Kids & Teens

Poison Control


What is a poison?

Poison is something that makes you very sick if you eat, drink, touch or smell it. The following are some possible forms of poison:

  • Some types of plants
  • Outdoor mushrooms
  • Insect and Snake bites
  • Household cleaners
  • Medicines if not taken as prescribed
  • Carbon monoxide
  • Lead
  • Mercury
  • Poison Oak

Here are some tips to help keep you safe:

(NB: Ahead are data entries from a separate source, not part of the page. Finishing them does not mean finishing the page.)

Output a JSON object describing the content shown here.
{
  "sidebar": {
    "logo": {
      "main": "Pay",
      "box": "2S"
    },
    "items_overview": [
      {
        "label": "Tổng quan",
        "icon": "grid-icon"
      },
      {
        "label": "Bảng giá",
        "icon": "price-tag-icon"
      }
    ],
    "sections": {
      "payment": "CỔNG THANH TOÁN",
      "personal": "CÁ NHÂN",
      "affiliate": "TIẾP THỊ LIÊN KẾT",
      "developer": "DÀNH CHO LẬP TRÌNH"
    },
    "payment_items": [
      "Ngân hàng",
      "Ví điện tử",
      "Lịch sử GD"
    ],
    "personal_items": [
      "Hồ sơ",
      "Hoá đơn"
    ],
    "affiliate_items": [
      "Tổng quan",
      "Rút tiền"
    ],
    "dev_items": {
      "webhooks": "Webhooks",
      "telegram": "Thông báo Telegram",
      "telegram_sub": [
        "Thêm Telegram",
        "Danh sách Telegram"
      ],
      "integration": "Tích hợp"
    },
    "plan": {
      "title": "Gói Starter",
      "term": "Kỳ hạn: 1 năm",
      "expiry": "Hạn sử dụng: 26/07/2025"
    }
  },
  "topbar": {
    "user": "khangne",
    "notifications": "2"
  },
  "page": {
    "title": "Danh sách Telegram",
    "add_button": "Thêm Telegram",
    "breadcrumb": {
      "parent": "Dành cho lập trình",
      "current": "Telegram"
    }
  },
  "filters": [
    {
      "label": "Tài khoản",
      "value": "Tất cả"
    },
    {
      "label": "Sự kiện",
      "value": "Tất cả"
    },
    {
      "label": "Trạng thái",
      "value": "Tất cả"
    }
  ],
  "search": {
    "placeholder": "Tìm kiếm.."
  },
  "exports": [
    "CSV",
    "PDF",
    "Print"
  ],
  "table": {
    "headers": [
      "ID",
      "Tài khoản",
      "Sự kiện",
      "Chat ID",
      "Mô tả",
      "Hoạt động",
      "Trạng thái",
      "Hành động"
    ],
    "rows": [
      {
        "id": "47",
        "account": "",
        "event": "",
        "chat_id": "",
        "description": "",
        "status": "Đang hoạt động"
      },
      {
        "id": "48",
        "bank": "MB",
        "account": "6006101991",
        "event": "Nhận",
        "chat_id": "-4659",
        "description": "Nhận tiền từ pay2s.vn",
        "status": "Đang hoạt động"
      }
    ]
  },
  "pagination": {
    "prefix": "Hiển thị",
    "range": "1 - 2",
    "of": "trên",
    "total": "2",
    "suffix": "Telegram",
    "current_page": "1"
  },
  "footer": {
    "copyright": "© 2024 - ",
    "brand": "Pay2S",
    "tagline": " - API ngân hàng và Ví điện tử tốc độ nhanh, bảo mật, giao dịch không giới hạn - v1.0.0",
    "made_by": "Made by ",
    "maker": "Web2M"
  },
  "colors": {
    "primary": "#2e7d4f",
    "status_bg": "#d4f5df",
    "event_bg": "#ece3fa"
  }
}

  • Post the National Capital Poison Center number 1-800-222-1222 on or near every home telephone.
  • Store all medicines, household products, and personal care products in locked cabinets, and out of reach of children.
  • Know the names of the plants in your house and yard. Identify poisonous plants and remove them.
  • Ask your parents to place carbon monoxide detectors near the bedrooms in your house. For more information on Carbon Monoxide, visit
  • A light should be turned on when giving or taking medication to help make sure that something isn't taken incorrectly.
  • Follow directions on labels when taking medicines. Be aware of potential interactions with other medicines and never share prescription drugs. Use poisonous products safely:
  • Always store household products in their original containers. Do not use food containers such as cups or bottles to store chemical products such as cleaning solutions or cosmetic products.
  • Always read the labels before using a potentially poisonous product.
  • Turn on the fan and open windows when using chemical products.
  • Never mix household and chemical products together. A poisonous gas may be created when mixing chemicals. For example, using or mixing bleach with products that contain ammonia will release hazardous irritating gases and even cause death.

What to do if a poisoning occurs:

  1. Remain calm
  2. If you have a poison emergency and the victim has collapsed or is not breathing call 911. Call the National Capital Poison Center at 1-800-222-1222 if you have a poisoning and the victim is alert (you should also call 911 if anything has you very concerned).
  3. Try to have the following information ready if possible:
    • the person's age and estimated weight
    • the container or bottle of the poisonous product, if available
    • time that the poison exposure occurred
    • your name and phone number
  4. Follow the instructions from the emergency operator or the poison control center

In case of any exposure, no matter how minor it may seem, always call the Poison Center.

Remember, Be Smart, Be Safe!

Sources: The safety tips in this section were compiled from the following great internet resources: Centers for Disease Control and Prevention (